The difference between SpaceX's option and existing satellite-internet solutions is that SpaceX hopes to cover the globe with service, not just a single country or a specific region, which is typical of most providers. ViaSat's Exede satellite broadband connections, for example, are already available to air travelers looking for Wi-Fi connections on JetBlue, Virgin America and United in the US (United also still employs Gogo.) SpaceX also isn't alone in its efforts to cover a larger area. As the BBC notes, Boeing and other firms are working to launch similar services that could be used by private and public institutions alike.

A web of more than 4,000 satellites

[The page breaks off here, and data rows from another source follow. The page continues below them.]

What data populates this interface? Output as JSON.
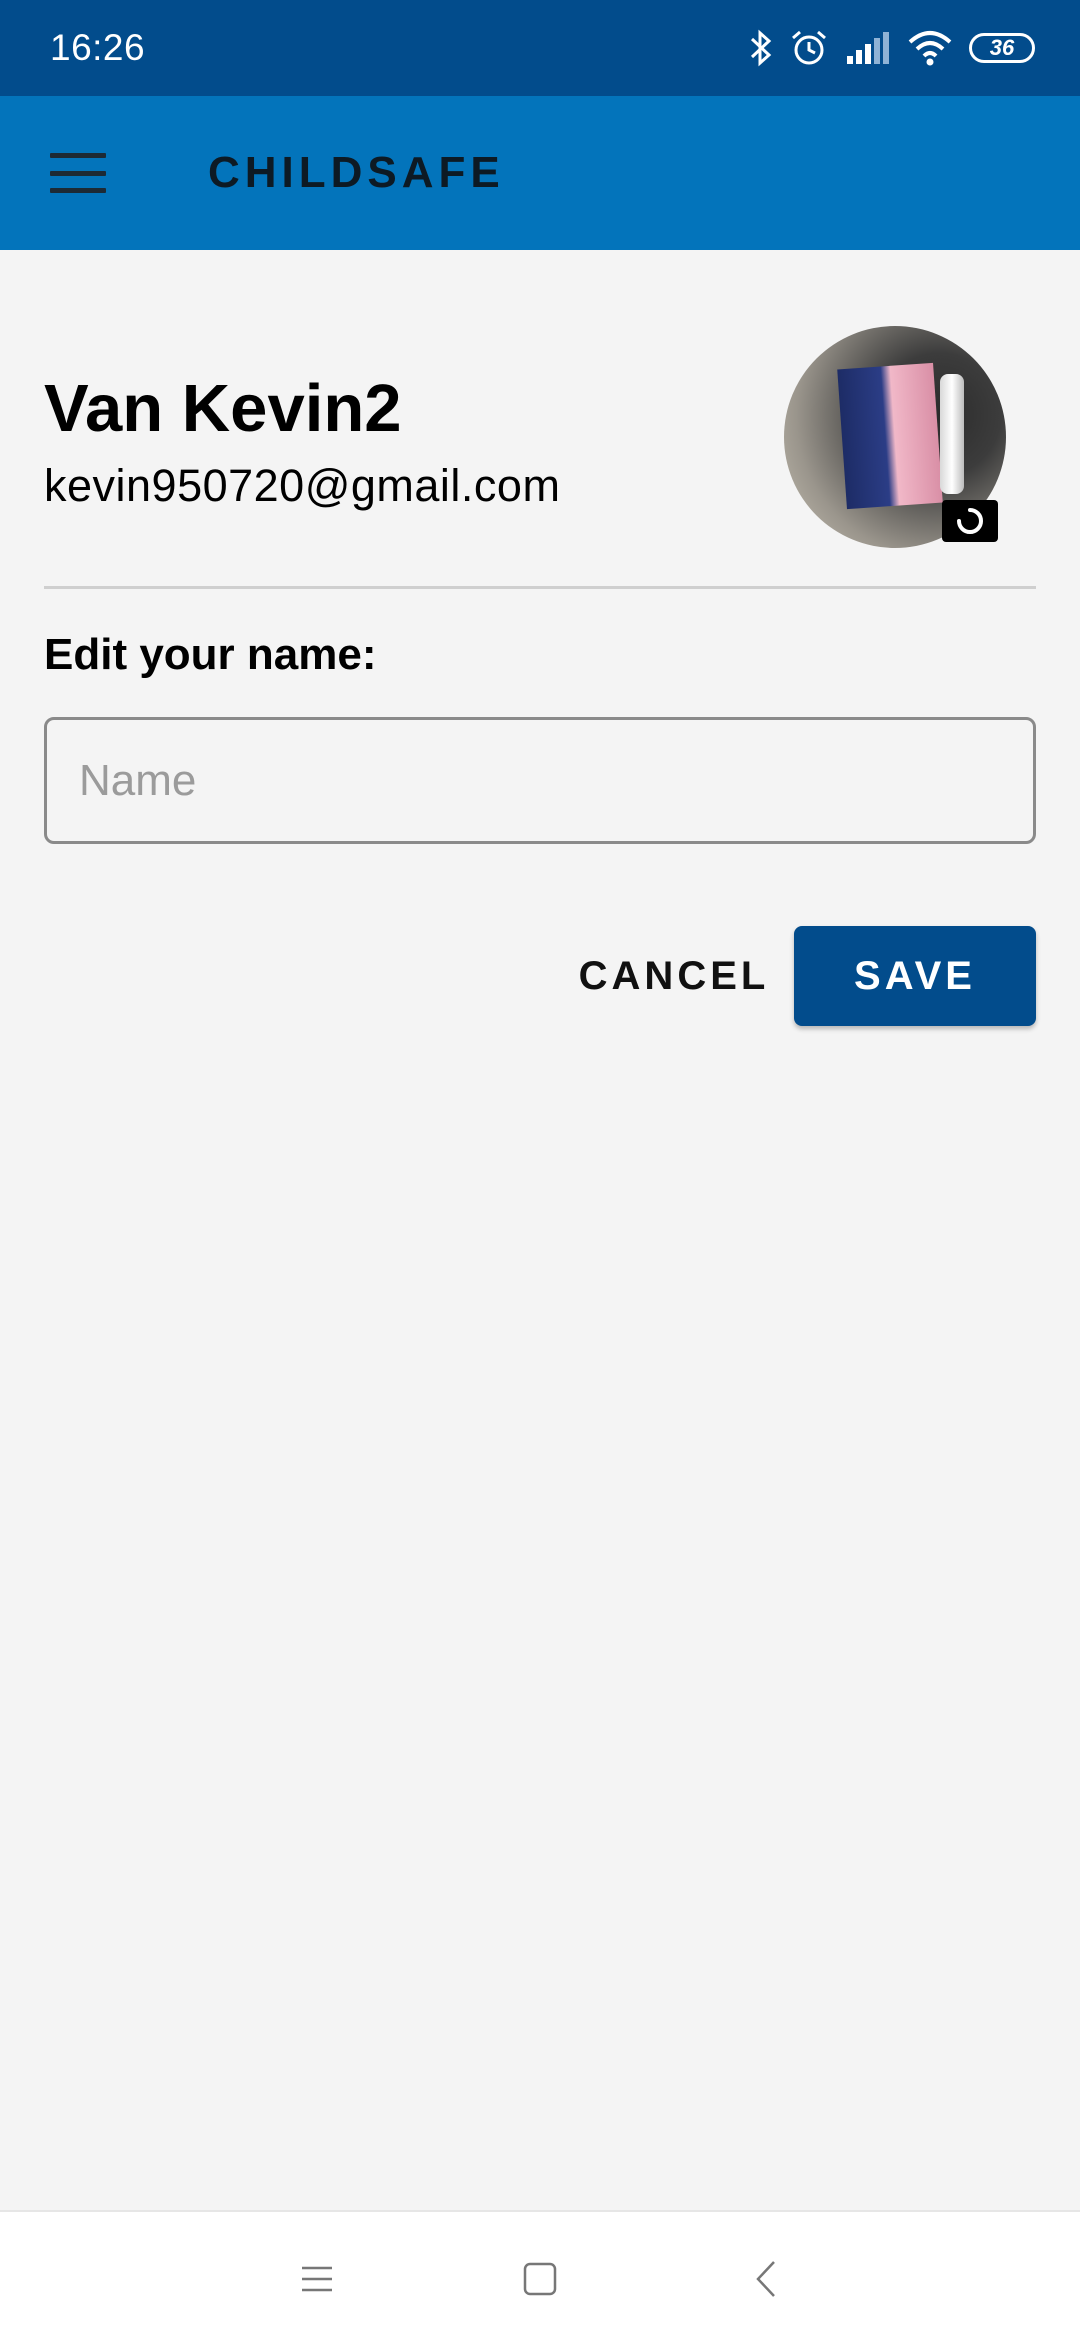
{
  "status_bar": {
    "time": "16:26",
    "icons": [
      "bluetooth-icon",
      "alarm-icon",
      "signal-icon",
      "wifi-icon"
    ],
    "battery": "36"
  },
  "app_bar": {
    "title": "CHILDSAFE",
    "menu_icon": "hamburger-menu-icon"
  },
  "profile": {
    "name": "Van Kevin2",
    "email": "kevin950720@gmail.com",
    "avatar_edit_icon": "loading-spinner-icon"
  },
  "form": {
    "label": "Edit your name:",
    "name_value": "",
    "name_placeholder": "Name"
  },
  "actions": {
    "cancel_label": "CANCEL",
    "save_label": "SAVE"
  },
  "nav_bar": {
    "icons": [
      "recents-icon",
      "home-icon",
      "back-icon"
    ]
  },
  "colors": {
    "status_bar": "#024c8c",
    "app_bar": "#0374bb",
    "background": "#f4f4f4",
    "save_button": "#024c8c"
  }
}
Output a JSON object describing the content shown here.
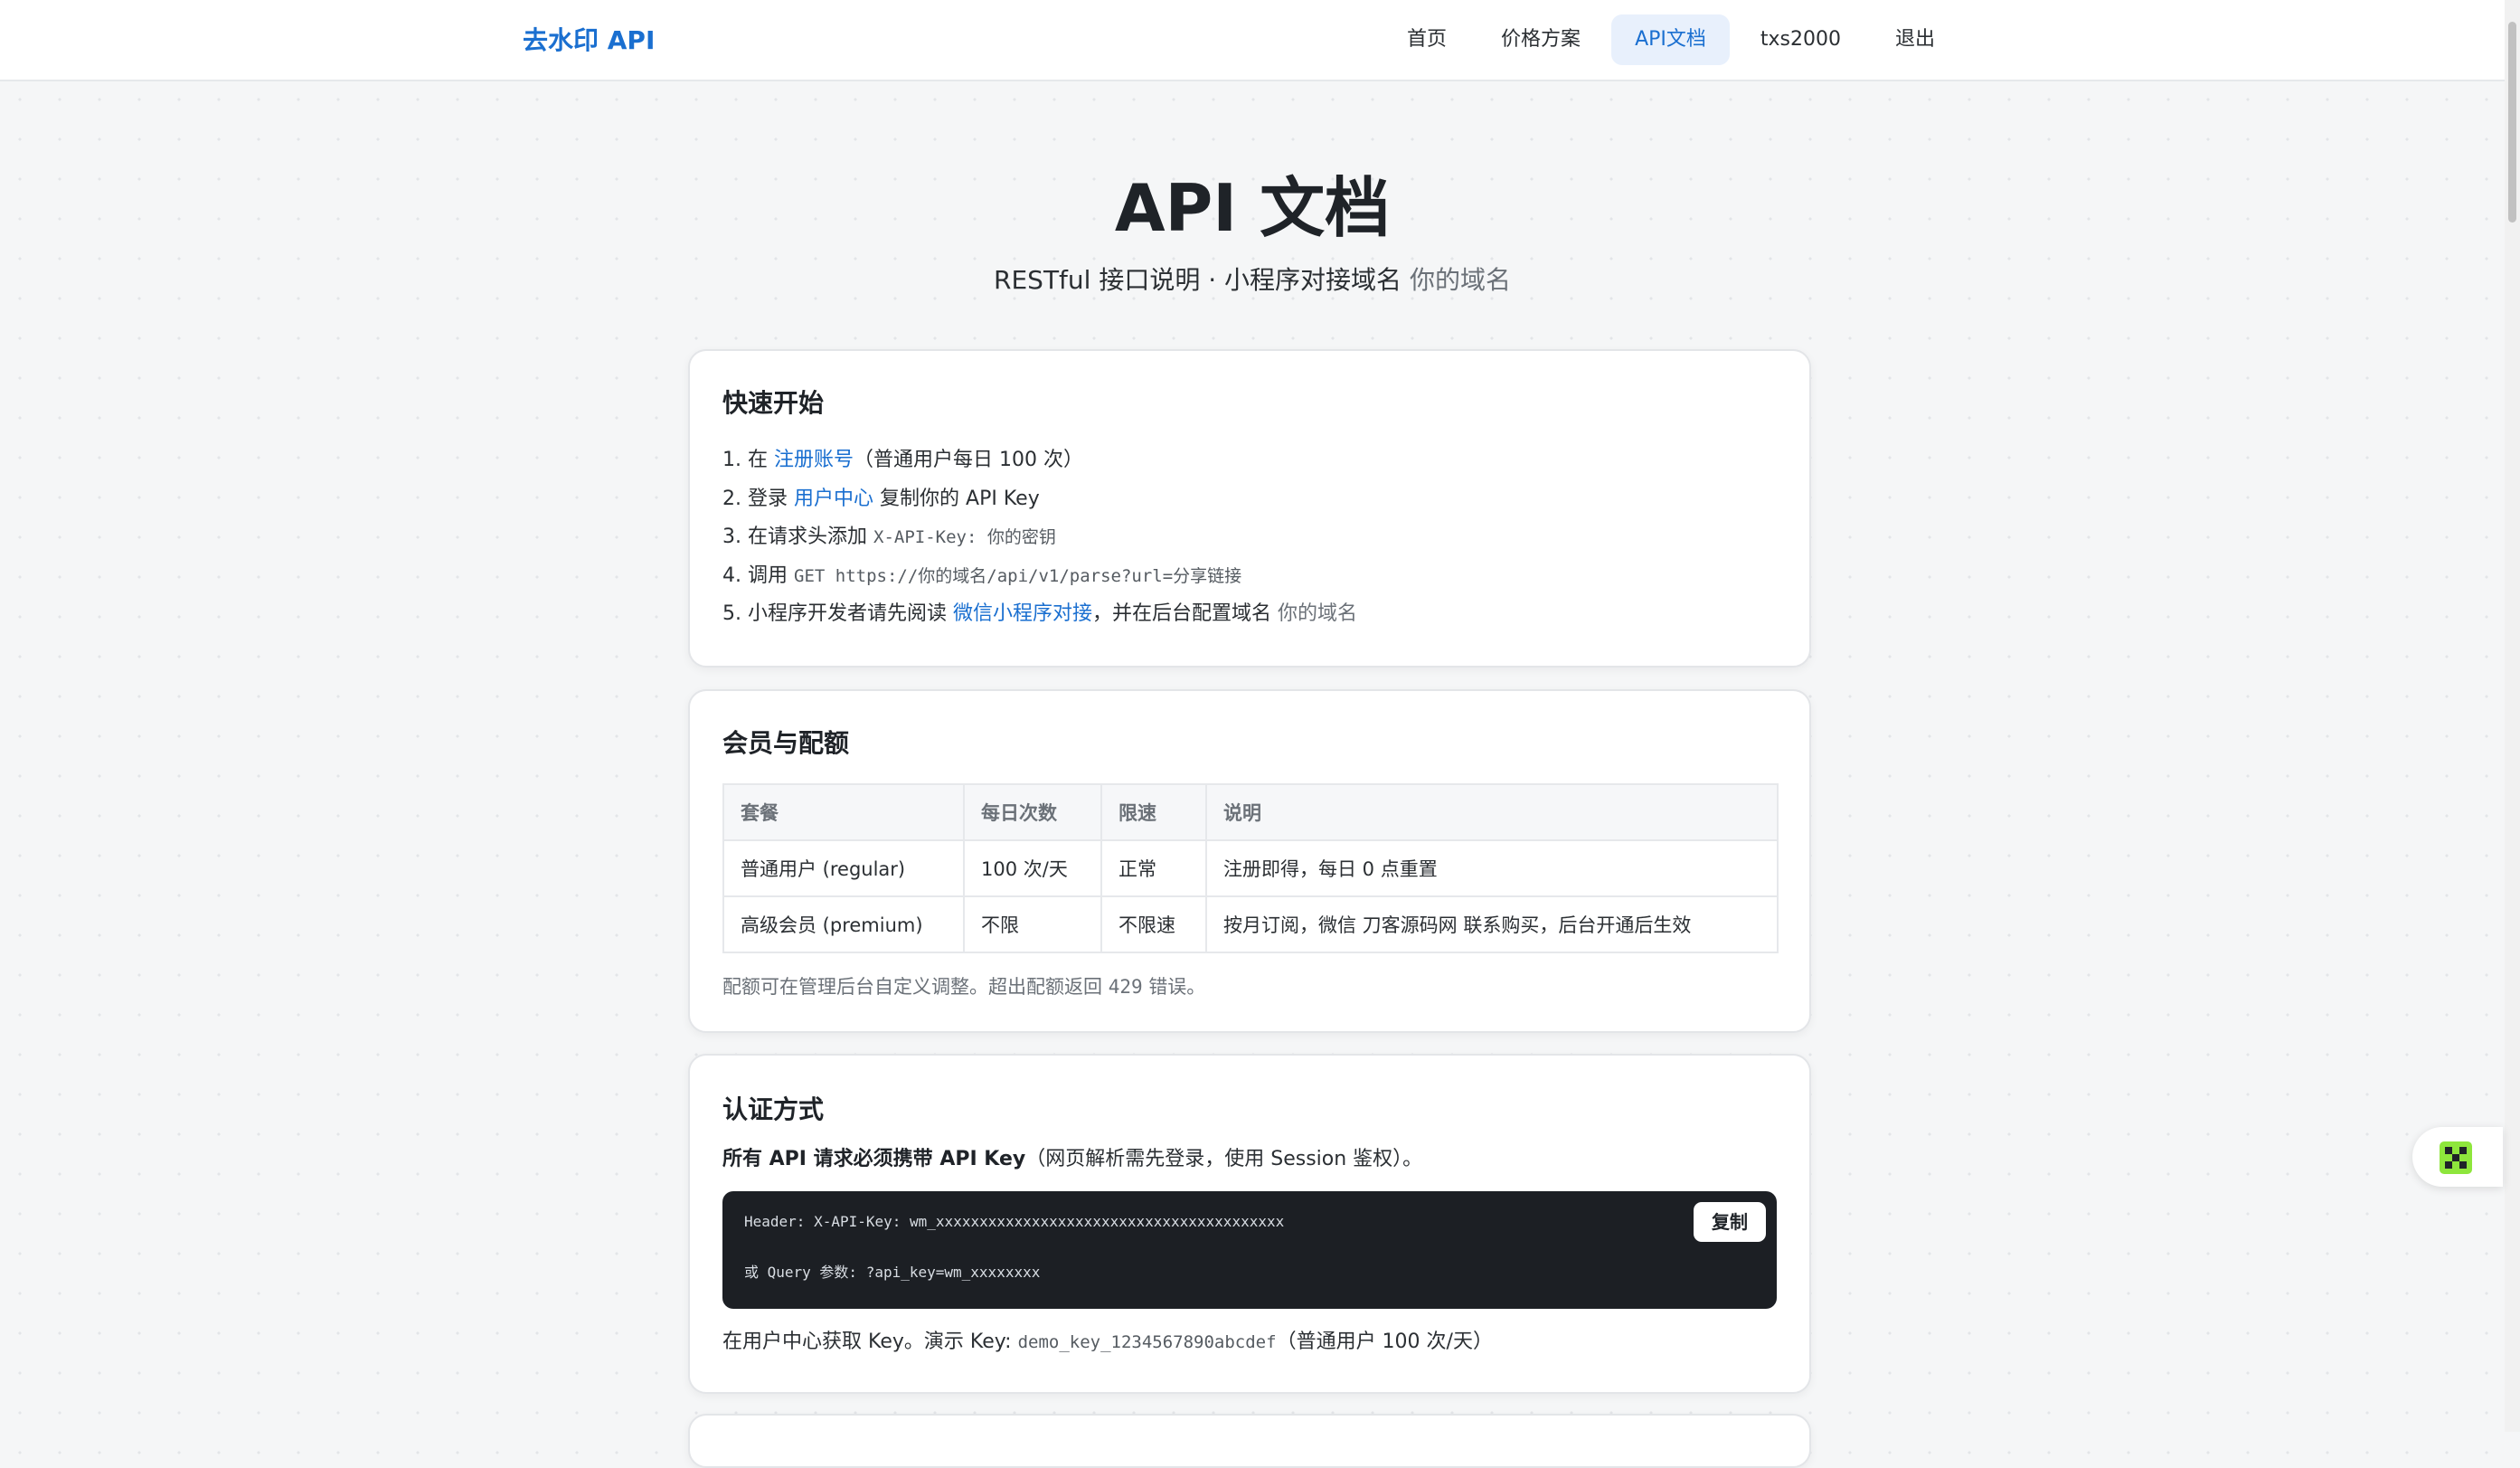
{
  "nav": {
    "brand": "去水印 API",
    "links": [
      {
        "label": "首页"
      },
      {
        "label": "价格方案"
      },
      {
        "label": "API文档"
      },
      {
        "label": "txs2000"
      },
      {
        "label": "退出"
      }
    ]
  },
  "page": {
    "title": "API 文档",
    "subtitle": "RESTful 接口说明 · 小程序对接域名",
    "subtitle_domain": "你的域名"
  },
  "quickstart": {
    "heading": "快速开始",
    "s1_num": "1.",
    "s1_pre": "在",
    "s1_link": "注册账号",
    "s1_post": "（普通用户每日 100 次）",
    "s2_num": "2.",
    "s2_pre": "登录",
    "s2_link": "用户中心",
    "s2_post": "复制你的 API Key",
    "s3_num": "3.",
    "s3_pre": "在请求头添加",
    "s3_code": "X-API-Key: 你的密钥",
    "s4_num": "4.",
    "s4_pre": "调用",
    "s4_code": "GET https://你的域名/api/v1/parse?url=分享链接",
    "s5_num": "5.",
    "s5_pre": "小程序开发者请先阅读",
    "s5_link": "微信小程序对接",
    "s5_mid": "，并在后台配置域名",
    "s5_domain": "你的域名"
  },
  "membership": {
    "heading": "会员与配额",
    "columns": [
      "套餐",
      "每日次数",
      "限速",
      "说明"
    ],
    "rows": [
      [
        "普通用户 (regular)",
        "100 次/天",
        "正常",
        "注册即得，每日 0 点重置"
      ],
      [
        "高级会员 (premium)",
        "不限",
        "不限速",
        "按月订阅，微信 刀客源码网 联系购买，后台开通后生效"
      ]
    ],
    "note_pre": "配额可在管理后台自定义调整。超出配额返回",
    "note_code": "429",
    "note_post": "错误。"
  },
  "auth": {
    "heading": "认证方式",
    "desc_bold": "所有 API 请求必须携带 API Key",
    "desc_rest": "（网页解析需先登录，使用 Session 鉴权）。",
    "code_line1": "Header: X-API-Key: wm_xxxxxxxxxxxxxxxxxxxxxxxxxxxxxxxxxxxxxxxx",
    "code_line2": "或 Query 参数: ?api_key=wm_xxxxxxxx",
    "copy_label": "复制",
    "key_pre": "在用户中心获取 Key。演示 Key:",
    "key_code": "demo_key_1234567890abcdef",
    "key_post": "（普通用户 100 次/天）"
  },
  "colors": {
    "accent": "#1a6fd0",
    "code_bg": "#1c1f24",
    "widget_green": "#8ee63c"
  },
  "icons": {
    "float_widget": "qr-grid-icon"
  }
}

"Once fully deployed, the SpaceX system will pass over virtually all parts of the Earth's surface and therefore, in principle, have the ability to provide ubiquitous global service," SpaceX explained. That means you might be traveling on a flight from the United States to South America, for example, and have Wi-Fi the whole time. Similar experiences are already offered between the United States and Europe. Or, perhaps, you buy a global internet connection for your employees, allowing them to use broadband no matter where they are in the world.

The BBC said SpaceX is calling for 4,425 satellites that will orbit the earth from between 689 miles and 823 miles from earth, creating a mesh network of satellites capable of beaming connectivity down to the earth below. While FCC has already filed early paperwork, the BBC said a launch may not occur "until the turn of the decade."

At least we can count on Wi-Fi in our spaceships.